(YOUR OBJECTIVE) Output all the entries word for word. Omit the pictures.

(Dataset rows describing interfaces)
= Beginning of Section =
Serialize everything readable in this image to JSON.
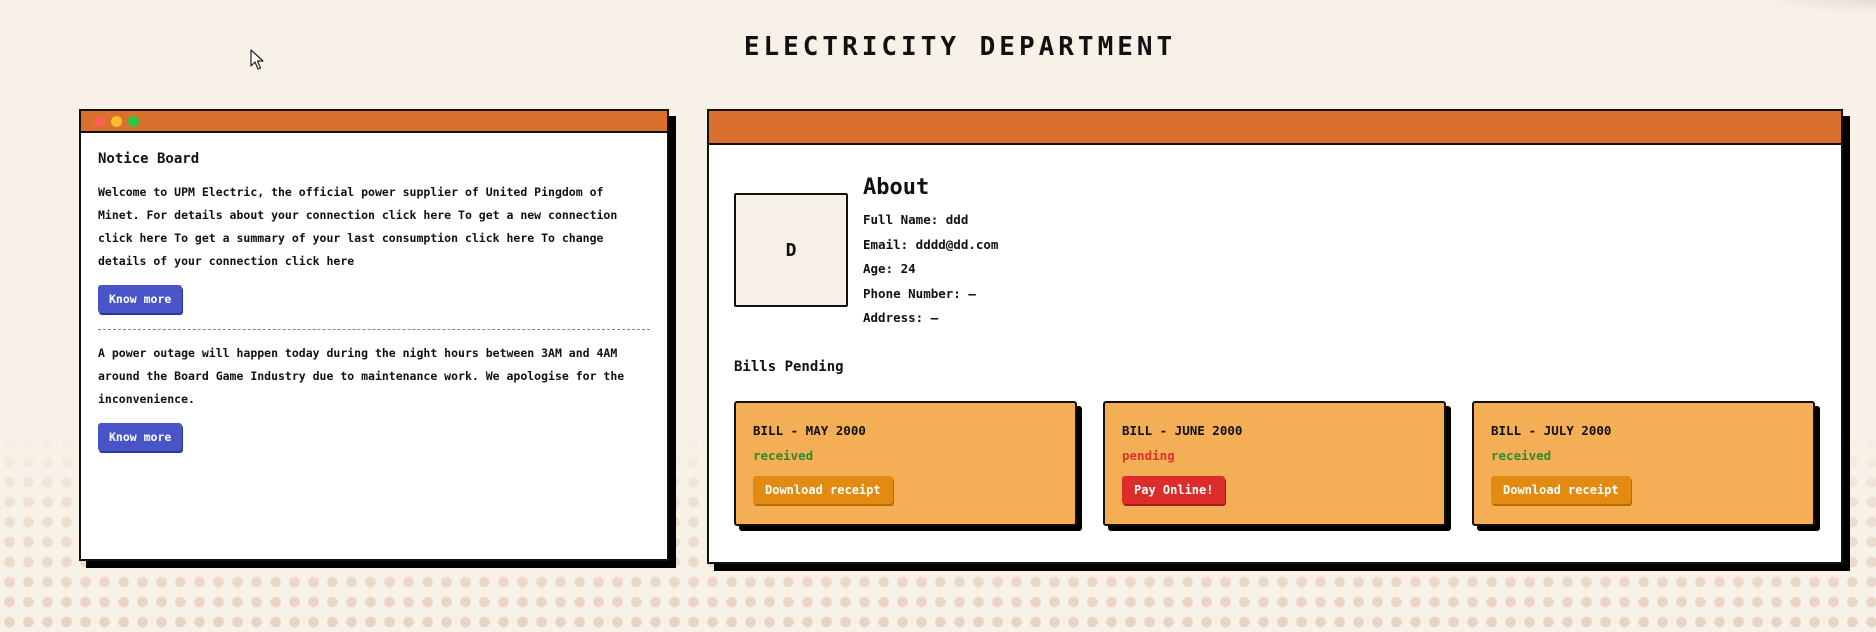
{
  "page": {
    "title": "ELECTRICITY DEPARTMENT"
  },
  "notice_board": {
    "title": "Notice Board",
    "notices": [
      {
        "text": "Welcome to UPM Electric, the official power supplier of United Pingdom of Minet. For details about your connection click here To get a new connection click here To get a summary of your last consumption click here To change details of your connection click here",
        "button_label": "Know more"
      },
      {
        "text": "A power outage will happen today during the night hours between 3AM and 4AM around the Board Game Industry due to maintenance work. We apologise for the inconvenience.",
        "button_label": "Know more"
      }
    ]
  },
  "profile": {
    "avatar_initial": "D",
    "about_title": "About",
    "fields": [
      "Full Name: ddd",
      "Email: dddd@dd.com",
      "Age: 24",
      "Phone Number: —",
      "Address: —"
    ]
  },
  "bills": {
    "title": "Bills Pending",
    "items": [
      {
        "name": "BILL - MAY 2000",
        "status": "received",
        "button_label": "Download receipt"
      },
      {
        "name": "BILL - JUNE 2000",
        "status": "pending",
        "button_label": "Pay Online!"
      },
      {
        "name": "BILL - JULY 2000",
        "status": "received",
        "button_label": "Download receipt"
      }
    ]
  },
  "colors": {
    "background": "#f8f1e7",
    "titlebar": "#d9702e",
    "know_more_button": "#4a54c9",
    "bill_card": "#f4ae56",
    "download_button": "#e38a10",
    "pay_button": "#dc2c2c",
    "status_received": "#2e8b2e",
    "status_pending": "#e03030"
  },
  "icons": {
    "cursor": "mouse-pointer-icon",
    "window_controls": [
      "close-dot-icon",
      "minimize-dot-icon",
      "maximize-dot-icon"
    ]
  }
}
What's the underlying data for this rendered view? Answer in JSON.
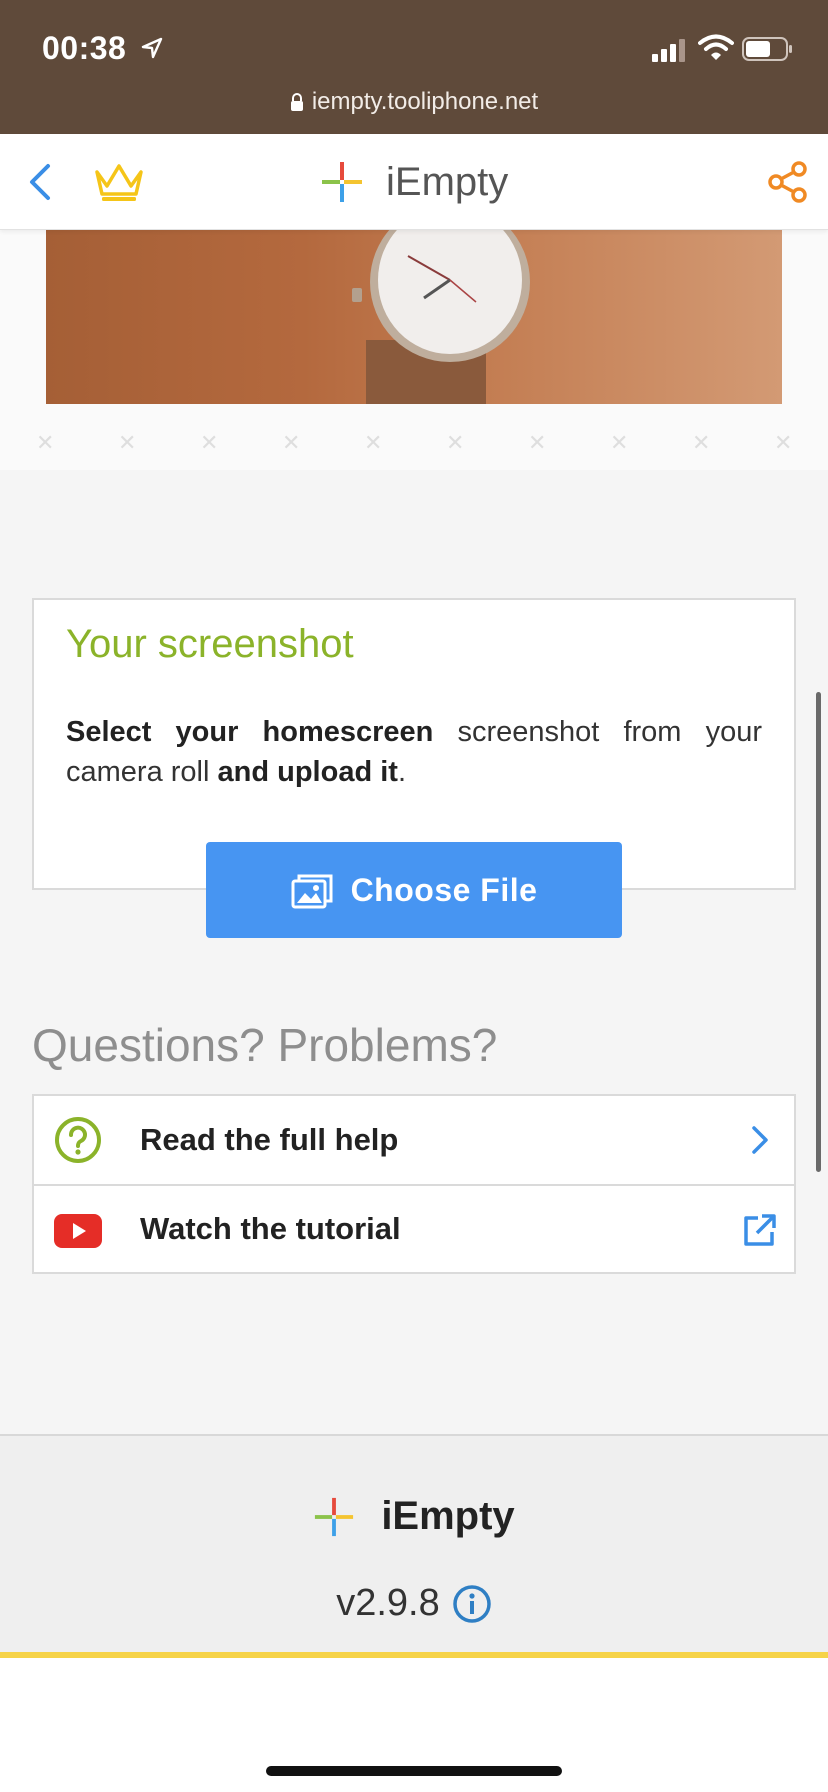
{
  "status_bar": {
    "time": "00:38",
    "url": "iempty.tooliphone.net",
    "icons": [
      "location-arrow-icon",
      "signal-icon",
      "wifi-icon",
      "battery-icon",
      "lock-icon"
    ]
  },
  "nav": {
    "title": "iEmpty",
    "icons": [
      "back-chevron-icon",
      "crown-icon",
      "plus-logo-icon",
      "share-icon"
    ],
    "colors": {
      "back": "#3a8ee6",
      "crown": "#f5c518",
      "share": "#f08a24"
    }
  },
  "card": {
    "title": "Your screenshot",
    "text_bold_1": "Select your homescreen",
    "text_1": " screenshot from your camera roll ",
    "text_bold_2": "and upload it",
    "text_2": ".",
    "button_label": "Choose File",
    "title_color": "#8bb32a",
    "button_color": "#4795f2"
  },
  "questions": {
    "heading": "Questions? Problems?",
    "items": [
      {
        "label": "Read the full help",
        "icon": "question-circle-icon",
        "right_icon": "chevron-right-icon"
      },
      {
        "label": "Watch the tutorial",
        "icon": "youtube-icon",
        "right_icon": "external-link-icon"
      }
    ]
  },
  "footer": {
    "title": "iEmpty",
    "version": "v2.9.8",
    "icons": [
      "plus-logo-icon",
      "info-icon"
    ]
  }
}
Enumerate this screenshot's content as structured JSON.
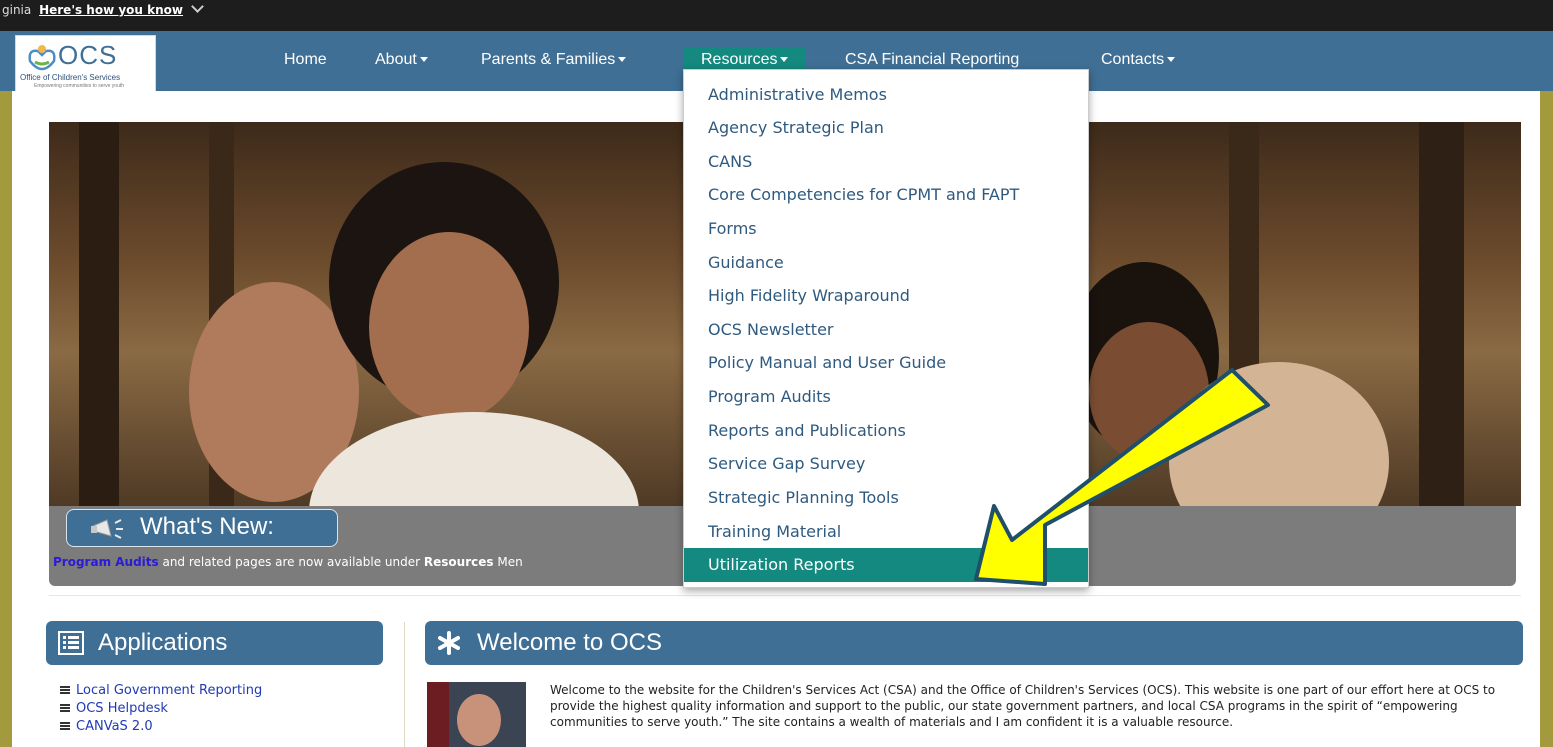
{
  "topbar": {
    "gov_text": "ginia",
    "how_link": "Here's how you know"
  },
  "logo": {
    "name": "OCS",
    "subtitle": "Office of Children's Services",
    "tagline": "Empowering communities to serve youth"
  },
  "nav": {
    "home": "Home",
    "about": "About",
    "parents": "Parents & Families",
    "resources": "Resources",
    "csa": "CSA Financial Reporting",
    "contacts": "Contacts"
  },
  "resources_menu": [
    "Administrative Memos",
    "Agency Strategic Plan",
    "CANS",
    "Core Competencies for CPMT and FAPT",
    "Forms",
    "Guidance",
    "High Fidelity Wraparound",
    "OCS Newsletter",
    "Policy Manual and User Guide",
    "Program Audits",
    "Reports and Publications",
    "Service Gap Survey",
    "Strategic Planning Tools",
    "Training Material",
    "Utilization Reports"
  ],
  "whats_new": {
    "title": "What's New:",
    "link": "Program Audits",
    "text_mid": " and related pages are now available under ",
    "bold": "Resources",
    "text_end": " Men"
  },
  "applications": {
    "title": "Applications",
    "items": [
      "Local Government Reporting",
      "OCS Helpdesk",
      "CANVaS 2.0"
    ]
  },
  "welcome": {
    "title": "Welcome to OCS",
    "body": "Welcome to the website for the Children's Services Act (CSA) and the Office of Children's Services (OCS). This website is one part of our effort here at OCS to provide the highest quality information and support to the public, our state government partners, and local CSA programs in the spirit of “empowering communities to serve youth.” The site contains a wealth of materials and I am confident it is a valuable resource."
  },
  "colors": {
    "nav_bg": "#3f6f95",
    "active": "#14897f",
    "highlight_arrow": "#ffff00",
    "page_border": "#a39a3d"
  }
}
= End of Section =
(RESPONSE)
Serialize everything readable in this image to JSON.
{
  "page": {
    "title": "ELECTRICITY DEPARTMENT"
  },
  "notice_board": {
    "title": "Notice Board",
    "notices": [
      {
        "text": "Welcome to UPM Electric, the official power supplier of United Pingdom of Minet. For details about your connection click here To get a new connection click here To get a summary of your last consumption click here To change details of your connection click here",
        "button_label": "Know more"
      },
      {
        "text": "A power outage will happen today during the night hours between 3AM and 4AM around the Board Game Industry due to maintenance work. We apologise for the inconvenience.",
        "button_label": "Know more"
      }
    ]
  },
  "profile": {
    "avatar_initial": "D",
    "about_title": "About",
    "fields": [
      "Full Name: ddd",
      "Email: dddd@dd.com",
      "Age: 24",
      "Phone Number: —",
      "Address: —"
    ]
  },
  "bills": {
    "title": "Bills Pending",
    "items": [
      {
        "name": "BILL - MAY 2000",
        "status": "received",
        "button_label": "Download receipt"
      },
      {
        "name": "BILL - JUNE 2000",
        "status": "pending",
        "button_label": "Pay Online!"
      },
      {
        "name": "BILL - JULY 2000",
        "status": "received",
        "button_label": "Download receipt"
      }
    ]
  },
  "colors": {
    "background": "#f8f1e7",
    "titlebar": "#d9702e",
    "know_more_button": "#4a54c9",
    "bill_card": "#f4ae56",
    "download_button": "#e38a10",
    "pay_button": "#dc2c2c",
    "status_received": "#2e8b2e",
    "status_pending": "#e03030"
  },
  "icons": {
    "cursor": "mouse-pointer-icon",
    "window_controls": [
      "close-dot-icon",
      "minimize-dot-icon",
      "maximize-dot-icon"
    ]
  }
}
What's the underlying data for this rendered view? Answer in JSON.
{
  "status_bar": {
    "time": "00:38",
    "url": "iempty.tooliphone.net",
    "icons": [
      "location-arrow-icon",
      "signal-icon",
      "wifi-icon",
      "battery-icon",
      "lock-icon"
    ]
  },
  "nav": {
    "title": "iEmpty",
    "icons": [
      "back-chevron-icon",
      "crown-icon",
      "plus-logo-icon",
      "share-icon"
    ],
    "colors": {
      "back": "#3a8ee6",
      "crown": "#f5c518",
      "share": "#f08a24"
    }
  },
  "card": {
    "title": "Your screenshot",
    "text_bold_1": "Select your homescreen",
    "text_1": " screenshot from your camera roll ",
    "text_bold_2": "and upload it",
    "text_2": ".",
    "button_label": "Choose File",
    "title_color": "#8bb32a",
    "button_color": "#4795f2"
  },
  "questions": {
    "heading": "Questions? Problems?",
    "items": [
      {
        "label": "Read the full help",
        "icon": "question-circle-icon",
        "right_icon": "chevron-right-icon"
      },
      {
        "label": "Watch the tutorial",
        "icon": "youtube-icon",
        "right_icon": "external-link-icon"
      }
    ]
  },
  "footer": {
    "title": "iEmpty",
    "version": "v2.9.8",
    "icons": [
      "plus-logo-icon",
      "info-icon"
    ]
  }
}
Enumerate this screenshot's content as structured JSON.
{
  "topbar": {
    "gov_text": "ginia",
    "how_link": "Here's how you know"
  },
  "logo": {
    "name": "OCS",
    "subtitle": "Office of Children's Services",
    "tagline": "Empowering communities to serve youth"
  },
  "nav": {
    "home": "Home",
    "about": "About",
    "parents": "Parents & Families",
    "resources": "Resources",
    "csa": "CSA Financial Reporting",
    "contacts": "Contacts"
  },
  "resources_menu": [
    "Administrative Memos",
    "Agency Strategic Plan",
    "CANS",
    "Core Competencies for CPMT and FAPT",
    "Forms",
    "Guidance",
    "High Fidelity Wraparound",
    "OCS Newsletter",
    "Policy Manual and User Guide",
    "Program Audits",
    "Reports and Publications",
    "Service Gap Survey",
    "Strategic Planning Tools",
    "Training Material",
    "Utilization Reports"
  ],
  "whats_new": {
    "title": "What's New:",
    "link": "Program Audits",
    "text_mid": " and related pages are now available under ",
    "bold": "Resources",
    "text_end": " Men"
  },
  "applications": {
    "title": "Applications",
    "items": [
      "Local Government Reporting",
      "OCS Helpdesk",
      "CANVaS 2.0"
    ]
  },
  "welcome": {
    "title": "Welcome to OCS",
    "body": "Welcome to the website for the Children's Services Act (CSA) and the Office of Children's Services (OCS). This website is one part of our effort here at OCS to provide the highest quality information and support to the public, our state government partners, and local CSA programs in the spirit of “empowering communities to serve youth.” The site contains a wealth of materials and I am confident it is a valuable resource."
  },
  "colors": {
    "nav_bg": "#3f6f95",
    "active": "#14897f",
    "highlight_arrow": "#ffff00",
    "page_border": "#a39a3d"
  }
}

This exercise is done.